Overcrowding your tank may look exciting from the outside. However, on the inside, the fish are probably not getting the right amount of oxygen they need.

As a result, they start showing signs of aggressive behavior, like fin nipping.

Platies will also start to be territorial. Since there’s not that much space in the tank, they’ll try to carve out a small area all to themselves.

Then, if any other fish comes close, they’ll simply nip at it until it goes away.

Food fights can also be a problem in an overcrowded tank. They may look innocent enough, but platies will bully other fish so that they can get as much food as they can.

School of Platies

A Pregnant Platy

Pregnancy is probably the only time you’ll see a female platy fish showing aggression of any kind. Experts blame their hormones for their behavior, which stems from their instinct to protect the unborn fry.

Then, as delivery time nears, the female will be more aggressive.

The best thing you can do for this during this time is to separate them in a smaller tank or a breeding box. They prefer to be alone anyway until they give birth, so putting them in a separate tank makes more sense.

How Many Platies Can You Keep Together?

The ideal combination would be three to six platies. Remember to keep a suitable female-to-male ratio to keep the peace in the tank.

Make sure you have the right sized tank for the number of platies you want. The average tank size is 10 to 20 gallons per platy fish.

Then, add 10 gallons for each extra fish you add to the tank, no matter the species.

In addition, don’t forget to add live plants, caves, and crevices in the tank. To you, they make excellent tank decor, but to the platies, they’re the perfect place to hide, forage, and explore!

Best Tank Mates for Platies

Platies prefer being around their own kind, even though they don’t necessarily school together. Still, you can also place other fish species in the same tank, as long as they have similar traits.

Just remember to provide them with ample room to swim around unhindered.

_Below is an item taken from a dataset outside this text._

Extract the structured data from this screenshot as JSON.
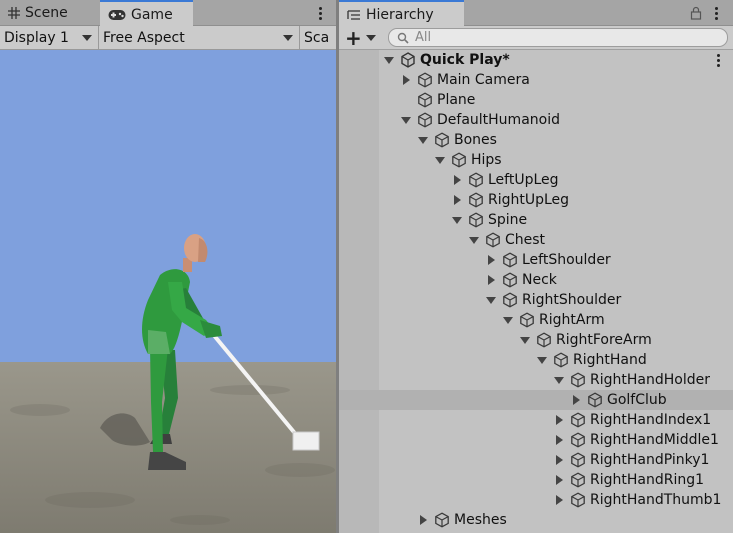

Here are some laid-back species you should consider:

  • Swordtail
  • Rainbowfish
  • Cory catfish
  • Black Molly
  • Rasboras
  • Bristlenose pleco
  • Neon tetra
  • Betta fish
  • Zebra danio

Wrap Up

Platies may be cute and colorful, but are they fin nippers? They may not look like it, but these small tropical fish can get quite aggressive when they need to be.

The males are typically more into fin nipping than the females. Yet, there are times when the females, as well, can become hostile towards other fish.

At the end of the day, fish have characteristics and personalities that make them unique, just like us. So, as long as their living conditions are ideal and their basic needs are met, there shouldn’t be any cause for you to worry.